The building blocks of matter in our universe were formed in the first 10 microseconds of its existence, according to the currently accepted scientific picture. After the Big Bang about 13.7 billion years ago, matter consisted mainly of quarks and gluons, two types of elementary particles whose interactions are governed by quantum chromodynamics (QCD), the theory of strong interaction. In the early universe, these particles moved (nearly) freely in a quark-gluon plasma.

This is a joint press release of University Muenster and Heidelberg as well as the GSI Helmholtzzentrum für Schwerionenforschung in Darmstadt.

Then, in a phase transition, they combined and formed hadrons, among them the building blocks of atomic nuclei, protons and neutrons. In the current issue of...

Im Focus: Patented nanostructure for solar cells: Rough optics, smooth surface

Thin-film solar cells made of crystalline silicon are inexpensive and achieve efficiencies of a good 14 percent. However, they could do even better if their shiny surfaces reflected less light. A team led by Prof. Christiane Becker from the Helmholtz-Zentrum Berlin (HZB) has now patented a sophisticated new solution to this problem.

"It is not enough simply to bring more light into the cell," says Christiane Becker. Such surface structures can even ultimately reduce the efficiency by...

Im Focus: New soft coral species discovered in Panama

A study in the journal Bulletin of Marine Science describes a new, blood-red species of octocoral found in Panama. The species in the genus Thesea was discovered in the threatened low-light reef environment on Hannibal Bank, 60 kilometers off mainland Pacific Panama, by researchers at the Smithsonian Tropical Research Institute in Panama (STRI) and the Centro de Investigación en Ciencias del Mar y Limnología (CIMAR) at the University of Costa Rica.

Scientists established the new species, Thesea dalioi, by comparing its physical traits, such as branch thickness and the bright red colony color, with the...

Im Focus: New devices based on rust could reduce excess heat in computers

Physicists explore long-distance information transmission in antiferromagnetic iron oxide

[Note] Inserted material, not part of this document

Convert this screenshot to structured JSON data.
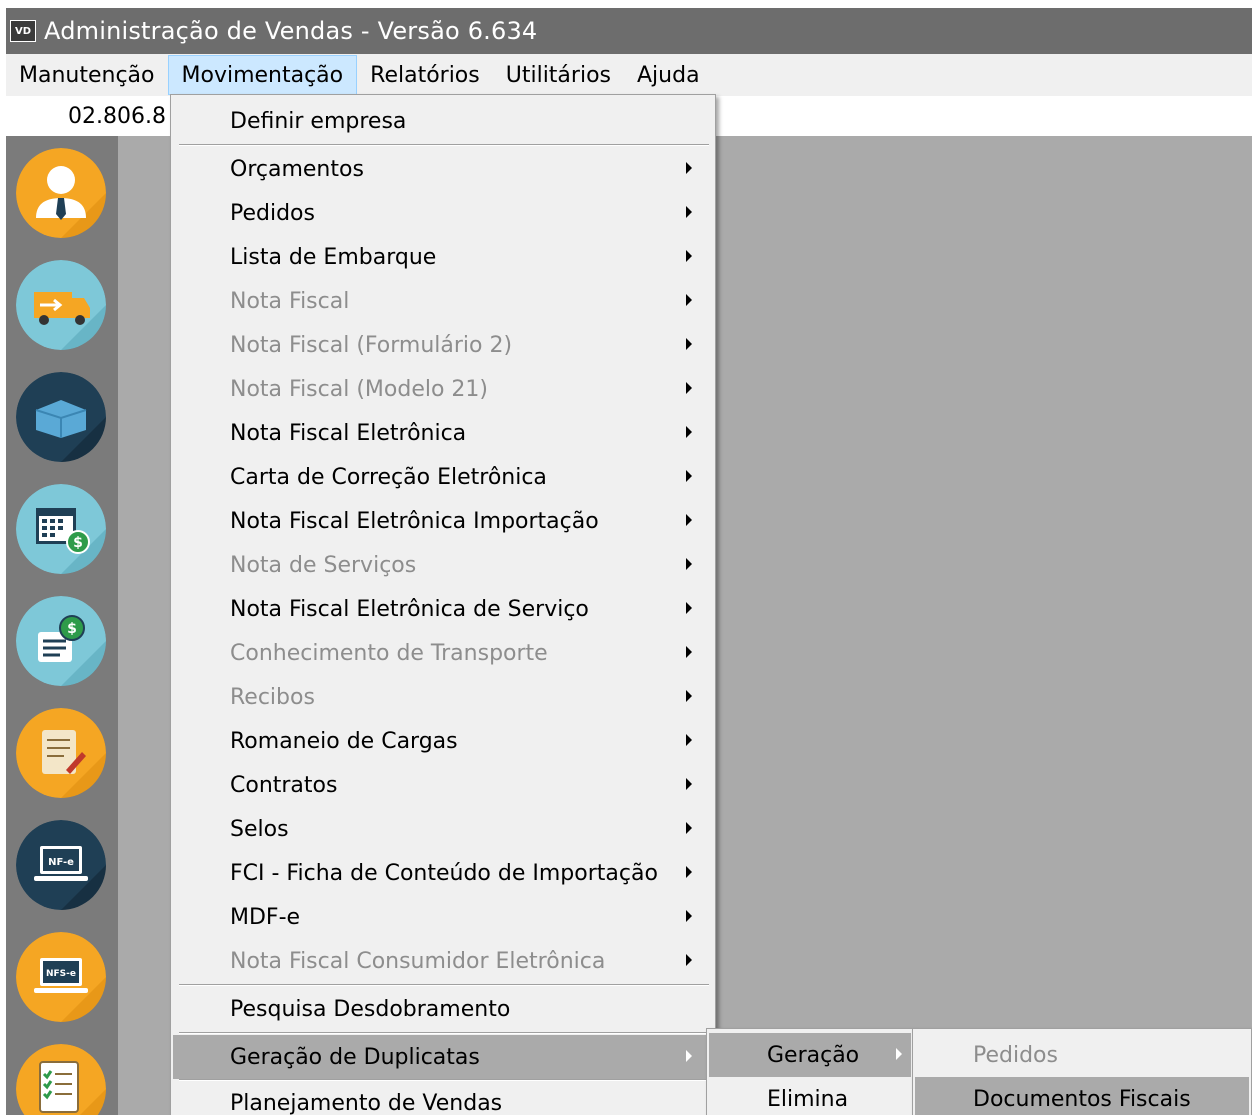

Scientists have succeeded in observing the first long-distance transfer of information in a magnetic group of materials known as antiferromagnets.

Im Focus: Finding Nemo's genes

An international team of researchers has mapped Nemo's genome

An international team of researchers has mapped Nemo's genome, providing the research community with an invaluable resource to decode the response of fish to...

All Focus news of the innovation-report >>>

Anzeige

Anzeige

VideoLinks
Industry & Economy
Event News

"Boston calling": TU Berlin and the Weizenbaum Institute organize a conference in USA

21.09.2018 | Event News

One of the world’s most prominent strategic forums for global health held in Berlin in October 2018

03.09.2018 | Event News

4th Intelligent Materials - European Symposium on Intelligent Materials

27.08.2018 | Event News

 
Latest News

Matter falling into a black hole at 30 percent of the speed of light

24.09.2018 | Physics and Astronomy

NASA balloon mission captures electric blue clouds

24.09.2018 | Earth Sciences

New way to target advanced breast cancers

24.09.2018 | Health and Medicine

VideoLinks
Science & Research
Overview of more VideoLinks >>>